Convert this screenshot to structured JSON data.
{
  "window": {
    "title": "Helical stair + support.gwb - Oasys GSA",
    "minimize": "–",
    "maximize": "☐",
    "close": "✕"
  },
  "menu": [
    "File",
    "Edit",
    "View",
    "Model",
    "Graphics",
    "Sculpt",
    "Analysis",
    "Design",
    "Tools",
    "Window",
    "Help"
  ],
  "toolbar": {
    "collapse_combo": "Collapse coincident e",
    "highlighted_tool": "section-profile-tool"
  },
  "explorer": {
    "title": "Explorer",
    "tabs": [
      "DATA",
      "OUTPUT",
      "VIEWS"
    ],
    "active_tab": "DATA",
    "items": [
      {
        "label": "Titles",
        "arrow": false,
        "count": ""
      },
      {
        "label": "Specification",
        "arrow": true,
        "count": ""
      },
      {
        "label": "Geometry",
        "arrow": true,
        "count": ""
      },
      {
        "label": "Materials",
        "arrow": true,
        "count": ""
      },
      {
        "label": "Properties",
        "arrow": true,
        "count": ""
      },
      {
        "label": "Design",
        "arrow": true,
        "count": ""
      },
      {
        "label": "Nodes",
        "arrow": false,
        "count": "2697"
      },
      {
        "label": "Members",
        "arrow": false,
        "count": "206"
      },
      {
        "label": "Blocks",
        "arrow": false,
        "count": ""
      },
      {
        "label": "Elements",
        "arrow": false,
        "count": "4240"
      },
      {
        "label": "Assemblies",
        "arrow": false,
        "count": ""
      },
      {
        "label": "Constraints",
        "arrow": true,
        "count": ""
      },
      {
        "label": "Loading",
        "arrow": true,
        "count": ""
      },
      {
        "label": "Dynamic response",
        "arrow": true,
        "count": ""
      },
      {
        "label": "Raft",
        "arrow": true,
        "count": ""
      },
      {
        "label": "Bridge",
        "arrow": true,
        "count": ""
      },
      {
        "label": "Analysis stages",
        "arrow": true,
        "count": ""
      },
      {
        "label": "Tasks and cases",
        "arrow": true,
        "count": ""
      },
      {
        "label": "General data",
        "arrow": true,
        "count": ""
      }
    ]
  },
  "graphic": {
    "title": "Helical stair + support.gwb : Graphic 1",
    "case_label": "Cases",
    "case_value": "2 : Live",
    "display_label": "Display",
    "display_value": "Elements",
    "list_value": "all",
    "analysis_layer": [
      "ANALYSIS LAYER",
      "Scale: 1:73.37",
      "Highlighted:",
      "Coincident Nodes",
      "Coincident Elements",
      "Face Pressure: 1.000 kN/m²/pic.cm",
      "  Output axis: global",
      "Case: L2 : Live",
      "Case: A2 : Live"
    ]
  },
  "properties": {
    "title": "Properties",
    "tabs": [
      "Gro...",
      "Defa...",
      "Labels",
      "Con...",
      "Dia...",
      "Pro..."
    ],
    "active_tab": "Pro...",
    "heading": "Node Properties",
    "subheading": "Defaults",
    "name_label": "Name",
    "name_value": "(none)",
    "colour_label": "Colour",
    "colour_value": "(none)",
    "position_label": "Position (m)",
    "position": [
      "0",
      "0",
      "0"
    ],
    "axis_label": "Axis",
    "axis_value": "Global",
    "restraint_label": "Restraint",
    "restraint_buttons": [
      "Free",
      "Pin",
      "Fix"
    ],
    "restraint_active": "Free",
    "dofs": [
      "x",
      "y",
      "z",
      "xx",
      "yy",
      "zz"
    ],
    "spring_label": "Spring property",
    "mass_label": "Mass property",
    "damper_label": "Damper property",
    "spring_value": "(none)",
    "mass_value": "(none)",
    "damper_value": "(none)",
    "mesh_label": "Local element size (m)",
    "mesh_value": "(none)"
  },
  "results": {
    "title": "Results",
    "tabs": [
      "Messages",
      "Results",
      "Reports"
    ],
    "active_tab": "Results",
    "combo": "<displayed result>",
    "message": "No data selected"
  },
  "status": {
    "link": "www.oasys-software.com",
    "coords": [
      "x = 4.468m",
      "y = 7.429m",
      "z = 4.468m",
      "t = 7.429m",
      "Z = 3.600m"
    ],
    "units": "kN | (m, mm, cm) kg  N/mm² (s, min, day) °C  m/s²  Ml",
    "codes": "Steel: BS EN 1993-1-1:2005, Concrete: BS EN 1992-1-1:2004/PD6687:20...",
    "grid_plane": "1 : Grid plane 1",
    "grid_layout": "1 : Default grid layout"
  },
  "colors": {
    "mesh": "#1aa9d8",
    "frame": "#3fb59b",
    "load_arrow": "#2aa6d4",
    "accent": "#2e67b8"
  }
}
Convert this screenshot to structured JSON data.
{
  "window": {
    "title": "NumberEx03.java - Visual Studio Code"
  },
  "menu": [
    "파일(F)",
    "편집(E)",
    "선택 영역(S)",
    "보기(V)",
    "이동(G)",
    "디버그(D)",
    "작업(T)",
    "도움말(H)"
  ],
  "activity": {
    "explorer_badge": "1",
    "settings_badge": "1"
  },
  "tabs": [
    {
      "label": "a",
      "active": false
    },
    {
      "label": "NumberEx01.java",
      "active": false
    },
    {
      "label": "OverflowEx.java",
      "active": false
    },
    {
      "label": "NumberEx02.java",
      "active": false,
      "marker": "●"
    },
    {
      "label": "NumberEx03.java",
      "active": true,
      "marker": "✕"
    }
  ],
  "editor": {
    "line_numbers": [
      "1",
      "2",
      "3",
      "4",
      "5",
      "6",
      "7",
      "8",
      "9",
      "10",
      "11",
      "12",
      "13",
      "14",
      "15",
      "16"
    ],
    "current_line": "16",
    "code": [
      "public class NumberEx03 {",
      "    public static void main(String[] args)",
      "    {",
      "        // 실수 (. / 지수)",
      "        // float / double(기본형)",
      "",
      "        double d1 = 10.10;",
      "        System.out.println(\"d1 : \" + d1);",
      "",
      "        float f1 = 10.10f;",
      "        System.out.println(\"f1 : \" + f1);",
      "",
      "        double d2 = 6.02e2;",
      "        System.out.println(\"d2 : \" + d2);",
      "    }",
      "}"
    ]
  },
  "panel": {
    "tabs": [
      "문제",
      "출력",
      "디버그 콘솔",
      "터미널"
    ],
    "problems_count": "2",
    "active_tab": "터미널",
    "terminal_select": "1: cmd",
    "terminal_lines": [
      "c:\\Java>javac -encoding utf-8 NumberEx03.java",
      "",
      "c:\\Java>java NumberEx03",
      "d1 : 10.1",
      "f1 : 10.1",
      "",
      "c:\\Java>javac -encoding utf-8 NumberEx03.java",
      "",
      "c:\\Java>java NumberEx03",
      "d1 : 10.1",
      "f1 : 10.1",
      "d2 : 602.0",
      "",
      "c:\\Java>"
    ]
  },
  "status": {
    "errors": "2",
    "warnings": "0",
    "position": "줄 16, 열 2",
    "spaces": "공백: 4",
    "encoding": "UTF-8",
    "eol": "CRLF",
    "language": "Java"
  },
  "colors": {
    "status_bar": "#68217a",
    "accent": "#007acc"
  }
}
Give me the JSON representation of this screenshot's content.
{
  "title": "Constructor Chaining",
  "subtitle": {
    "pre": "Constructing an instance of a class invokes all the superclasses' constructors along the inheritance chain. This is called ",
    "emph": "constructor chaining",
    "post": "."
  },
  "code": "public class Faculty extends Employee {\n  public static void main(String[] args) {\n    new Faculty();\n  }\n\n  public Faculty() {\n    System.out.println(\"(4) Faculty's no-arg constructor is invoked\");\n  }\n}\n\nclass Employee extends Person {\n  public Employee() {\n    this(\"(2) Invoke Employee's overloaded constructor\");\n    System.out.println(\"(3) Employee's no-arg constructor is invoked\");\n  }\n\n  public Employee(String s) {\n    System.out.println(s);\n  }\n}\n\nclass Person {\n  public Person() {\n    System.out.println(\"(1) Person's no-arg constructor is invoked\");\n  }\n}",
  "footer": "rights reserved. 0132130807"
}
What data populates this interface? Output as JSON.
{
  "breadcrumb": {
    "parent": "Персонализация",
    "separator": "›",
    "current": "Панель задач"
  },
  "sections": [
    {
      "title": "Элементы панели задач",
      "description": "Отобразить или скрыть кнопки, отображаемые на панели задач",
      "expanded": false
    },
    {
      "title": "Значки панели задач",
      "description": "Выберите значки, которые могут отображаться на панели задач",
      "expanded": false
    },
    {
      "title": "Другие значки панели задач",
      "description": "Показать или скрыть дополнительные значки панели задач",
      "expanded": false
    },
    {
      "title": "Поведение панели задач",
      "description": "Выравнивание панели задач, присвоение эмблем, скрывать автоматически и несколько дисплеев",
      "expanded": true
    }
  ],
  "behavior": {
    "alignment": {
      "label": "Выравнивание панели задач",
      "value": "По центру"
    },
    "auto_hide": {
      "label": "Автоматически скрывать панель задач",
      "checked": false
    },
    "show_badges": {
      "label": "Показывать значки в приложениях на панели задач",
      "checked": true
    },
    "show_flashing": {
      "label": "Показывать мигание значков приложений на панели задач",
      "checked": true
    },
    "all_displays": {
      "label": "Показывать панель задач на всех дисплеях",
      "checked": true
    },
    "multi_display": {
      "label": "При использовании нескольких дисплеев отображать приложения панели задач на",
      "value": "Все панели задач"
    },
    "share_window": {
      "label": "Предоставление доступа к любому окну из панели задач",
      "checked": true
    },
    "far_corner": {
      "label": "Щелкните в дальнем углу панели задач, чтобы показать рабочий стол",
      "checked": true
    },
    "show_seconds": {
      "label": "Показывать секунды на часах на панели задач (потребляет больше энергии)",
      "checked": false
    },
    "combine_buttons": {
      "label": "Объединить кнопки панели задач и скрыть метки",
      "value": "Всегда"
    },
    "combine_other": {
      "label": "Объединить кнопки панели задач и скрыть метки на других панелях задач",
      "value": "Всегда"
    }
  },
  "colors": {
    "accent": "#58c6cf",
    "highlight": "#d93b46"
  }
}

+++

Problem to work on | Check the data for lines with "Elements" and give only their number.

Your solution | 3